My best advice is to take the time to develop a data roadmap to provide a clear and precise understanding of the data and its use within the organization. The road map should detail how data is required and submitted for use within the enterprise, account for the multiple uses of the data (purchasing, engineering, marketing, and maintenance), plus the required data elements and structure needed to accommodate each software system.
As an example, let’s explore how the data is provided to the enterprise. There are multiple sources of data, from engineering drawings created internally or provided by suppliers, maintenance requirements, buyer requests, and more. With an understanding of the source data, a clear data requirement enables an improvement in the quality of the data provided to the organization.
Starting at the initial contract to source a new piece of equipment for the plant, you may include with the equipment specification a spare part data requirement plus a template for the supplier to provide the spare part information. The contract deliverable should include the completed spare parts list that was required per data governance. Now your master data management process has been simplified and data quality has improved.
In the roadmap, the required data elements are defined to support the business requirements. For a large global manufacturer the governance may include a structure for equipment numbers, location structure for the equipment and basic data governance elements specific to the master record.
Commonly required elements will include:
- Manufacturer Name,
- Manufacturer’s Part Number,
- Noun classifications,
- Technical descriptive attributes,
- Sequencing of attribute display order,
- Units of measure (typically a purchasing rather than a use UOM, sometimes referred to as a disbursement UOM),
- Volume purchase prices,
- Purchasing category,
- Lead time,
- Warranty information,
- Language translation requirements,
- Other classifications such as ECCN, UNSPSC
- Any other descriptive elements to ensure smart purchasing decisions and stock strategy for items inventoried.
Benefits as a Result of Data Governance
There are many benefits of implementing an innovative data governance and master data management system. Many of the basic benefits, both in process and cost, are:
- Reducing inventory through identification of duplicate items,
- Facilitation of inventory sharing and internal purchasing programs,
- Reduced employee time spent searching for items,
- Common spare part usage strategies,
- Reduced downtime in manufacturing equipment due to lack of information availability,
- Ability to manage inventory using a just in-time model.
Data Governance supports both indirect and direct cost savings. Businesses can begin to embrace the definition of operational data as an asset of the corporation, ensuring improved data accuracy and confidence of the data users.

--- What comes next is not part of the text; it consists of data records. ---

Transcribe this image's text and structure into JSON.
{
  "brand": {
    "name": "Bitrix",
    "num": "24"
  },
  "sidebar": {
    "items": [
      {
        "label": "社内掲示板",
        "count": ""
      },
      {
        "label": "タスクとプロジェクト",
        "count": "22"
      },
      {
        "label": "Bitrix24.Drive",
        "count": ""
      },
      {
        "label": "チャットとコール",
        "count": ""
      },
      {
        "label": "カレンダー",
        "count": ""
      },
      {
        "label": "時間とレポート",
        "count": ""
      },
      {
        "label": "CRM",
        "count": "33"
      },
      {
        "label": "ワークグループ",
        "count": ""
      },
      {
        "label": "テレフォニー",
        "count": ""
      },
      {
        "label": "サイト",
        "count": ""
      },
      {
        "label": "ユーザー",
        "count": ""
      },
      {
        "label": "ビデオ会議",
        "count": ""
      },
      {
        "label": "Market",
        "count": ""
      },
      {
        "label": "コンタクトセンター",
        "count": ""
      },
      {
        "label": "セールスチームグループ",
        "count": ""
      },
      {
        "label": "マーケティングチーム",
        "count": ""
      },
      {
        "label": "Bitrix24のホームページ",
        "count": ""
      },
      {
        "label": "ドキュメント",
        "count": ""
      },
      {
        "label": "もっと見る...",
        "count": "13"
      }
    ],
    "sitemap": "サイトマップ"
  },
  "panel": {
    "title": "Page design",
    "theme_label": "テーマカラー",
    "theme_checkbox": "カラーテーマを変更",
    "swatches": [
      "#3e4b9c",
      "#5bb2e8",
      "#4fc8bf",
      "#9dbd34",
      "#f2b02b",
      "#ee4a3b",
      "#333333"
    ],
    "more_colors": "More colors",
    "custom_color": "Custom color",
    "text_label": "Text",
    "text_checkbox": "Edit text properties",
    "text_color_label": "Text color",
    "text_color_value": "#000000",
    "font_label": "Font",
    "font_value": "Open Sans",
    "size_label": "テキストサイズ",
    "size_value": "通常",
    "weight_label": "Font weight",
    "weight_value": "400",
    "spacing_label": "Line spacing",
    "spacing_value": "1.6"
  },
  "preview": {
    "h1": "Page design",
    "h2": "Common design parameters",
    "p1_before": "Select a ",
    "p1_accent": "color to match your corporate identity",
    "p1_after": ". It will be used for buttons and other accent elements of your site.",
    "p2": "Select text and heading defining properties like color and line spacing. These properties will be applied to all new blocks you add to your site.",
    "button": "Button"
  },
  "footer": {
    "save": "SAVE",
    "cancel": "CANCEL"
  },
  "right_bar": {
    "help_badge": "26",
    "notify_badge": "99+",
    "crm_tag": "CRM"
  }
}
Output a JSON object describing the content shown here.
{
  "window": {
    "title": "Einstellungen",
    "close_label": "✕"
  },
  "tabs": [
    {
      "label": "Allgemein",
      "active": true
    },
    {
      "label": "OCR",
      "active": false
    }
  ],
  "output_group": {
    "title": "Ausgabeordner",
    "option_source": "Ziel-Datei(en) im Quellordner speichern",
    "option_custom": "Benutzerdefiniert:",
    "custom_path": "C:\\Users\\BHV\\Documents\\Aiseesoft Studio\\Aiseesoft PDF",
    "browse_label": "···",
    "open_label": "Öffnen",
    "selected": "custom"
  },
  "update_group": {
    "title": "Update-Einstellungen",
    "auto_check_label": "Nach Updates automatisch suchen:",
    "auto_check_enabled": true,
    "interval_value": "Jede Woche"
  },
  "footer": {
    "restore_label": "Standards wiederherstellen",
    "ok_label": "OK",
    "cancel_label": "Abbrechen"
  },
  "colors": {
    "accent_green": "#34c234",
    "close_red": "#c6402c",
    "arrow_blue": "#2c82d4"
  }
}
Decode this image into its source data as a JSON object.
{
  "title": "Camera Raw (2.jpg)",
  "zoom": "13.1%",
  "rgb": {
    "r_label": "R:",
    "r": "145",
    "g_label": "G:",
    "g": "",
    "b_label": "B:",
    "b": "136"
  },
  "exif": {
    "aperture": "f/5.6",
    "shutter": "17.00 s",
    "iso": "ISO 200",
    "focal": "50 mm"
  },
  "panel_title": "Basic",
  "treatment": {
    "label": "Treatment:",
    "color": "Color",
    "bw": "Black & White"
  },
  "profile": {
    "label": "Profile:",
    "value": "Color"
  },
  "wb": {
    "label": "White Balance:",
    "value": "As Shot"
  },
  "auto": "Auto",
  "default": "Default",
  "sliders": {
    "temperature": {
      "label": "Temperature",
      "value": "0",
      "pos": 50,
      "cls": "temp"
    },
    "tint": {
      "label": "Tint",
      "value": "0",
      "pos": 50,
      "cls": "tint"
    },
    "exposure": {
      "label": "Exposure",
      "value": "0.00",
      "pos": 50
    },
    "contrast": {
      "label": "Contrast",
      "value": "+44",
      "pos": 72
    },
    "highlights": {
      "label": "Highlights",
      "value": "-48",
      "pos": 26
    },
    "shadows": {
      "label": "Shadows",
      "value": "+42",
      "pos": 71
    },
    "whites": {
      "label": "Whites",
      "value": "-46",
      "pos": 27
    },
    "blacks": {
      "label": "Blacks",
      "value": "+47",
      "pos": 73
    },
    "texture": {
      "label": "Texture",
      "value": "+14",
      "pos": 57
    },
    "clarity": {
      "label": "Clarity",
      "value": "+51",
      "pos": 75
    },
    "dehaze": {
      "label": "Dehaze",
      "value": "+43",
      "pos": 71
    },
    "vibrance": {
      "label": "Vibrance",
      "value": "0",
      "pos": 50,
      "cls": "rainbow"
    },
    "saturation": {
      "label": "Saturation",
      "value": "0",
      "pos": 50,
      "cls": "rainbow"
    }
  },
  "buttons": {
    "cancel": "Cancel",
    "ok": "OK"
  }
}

About the Author
Jacqueline Roberts is the VP at DATAForge™. She is a data enthusiast and firmly believes a successfully implemented MDM program will improve engineering, maintenance and purchasing data processes, which enables inventory management and cost-saving initiatives. You can follow her on Twitter at http://twitter.com/jackiemroberts or visit www.dataforge.com.